A federal court has ordered the Hawaii Department of Education to provide additional educational services to as many as 1,800 students whose special education services were illegally cut off at age 20.
Under the Individuals with Disabilities Education Act, states must provide a “free and appropriate public education” for students ages 3 to 21, although they must only provide FAPE for students ages 3-5 and 18-21 if it would be consistent with state law or practice.
In August 2013, the U.S. Court of Appeals for the 9th Circuit struck down a 2010 law that created the 20-year age cutoff, on the grounds that the state could not provide traditional education services for an additional two years while not providing similar opportunities for student with disabilities.
Subsequently, the 9th Circuit remanded the case to the U.S. District Court for the District of Hawaii, which in August found that the students cut off during the time period when the law was in effect are entitled to free compensatory education services.
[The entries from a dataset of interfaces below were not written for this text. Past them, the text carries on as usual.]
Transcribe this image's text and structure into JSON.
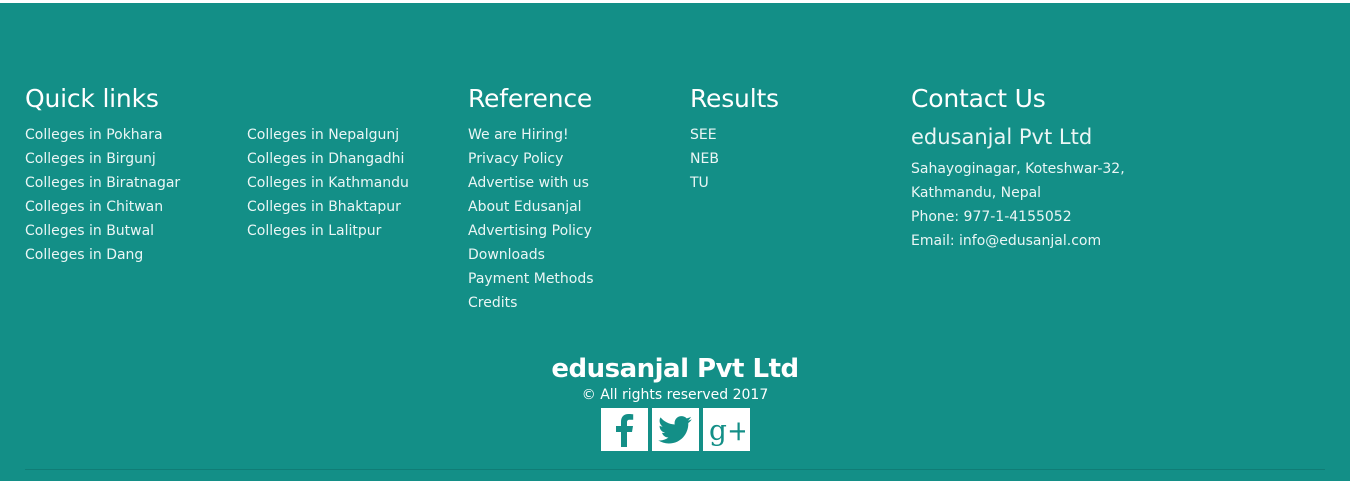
{
  "quick_links": {
    "heading": "Quick links",
    "col_a": [
      "Colleges in Pokhara",
      "Colleges in Birgunj",
      "Colleges in Biratnagar",
      "Colleges in Chitwan",
      "Colleges in Butwal",
      "Colleges in Dang"
    ],
    "col_b": [
      "Colleges in Nepalgunj",
      "Colleges in Dhangadhi",
      "Colleges in Kathmandu",
      "Colleges in Bhaktapur",
      "Colleges in Lalitpur"
    ]
  },
  "reference": {
    "heading": "Reference",
    "items": [
      "We are Hiring!",
      "Privacy Policy",
      "Advertise with us",
      "About Edusanjal",
      "Advertising Policy",
      "Downloads",
      "Payment Methods",
      "Credits"
    ]
  },
  "results": {
    "heading": "Results",
    "items": [
      "SEE",
      "NEB",
      "TU"
    ]
  },
  "contact": {
    "heading": "Contact Us",
    "company": "edusanjal Pvt Ltd",
    "address_line1": "Sahayoginagar, Koteshwar-32,",
    "address_line2": "Kathmandu, Nepal",
    "phone": "Phone: 977-1-4155052",
    "email": "Email: info@edusanjal.com"
  },
  "bottom": {
    "brand": "edusanjal Pvt Ltd",
    "copyright": "© All rights reserved 2017"
  },
  "social": [
    {
      "icon": "facebook-icon"
    },
    {
      "icon": "twitter-icon"
    },
    {
      "icon": "google-plus-icon",
      "glyph": "g+"
    }
  ],
  "colors": {
    "footer_bg": "#138f87",
    "icon_fg": "#138f87",
    "text": "#ffffff"
  }
}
The Hawaii Disability Rights Center and Alston Hunt Floyd & Ing, who represented the plaintiffs, have already sent out letters to more than 1,400 students entitled to services. They are still trying to find addresses for at least 350 of the students.
“This is a wonderful opportunity for these class members to receive free supplementary educational opportunities and life-skills training to lead more independent lives,” said Paul Alston, an attorney for Alston Hunt Floyd & Ing, in a news release from September 29.
The Hawaii Disability Rights Center and Disability Rights Washington, the publisher of DisAbility Rights Galaxy, are part of the federally funded protection and advocacy system and members of the National Disability Rights Network.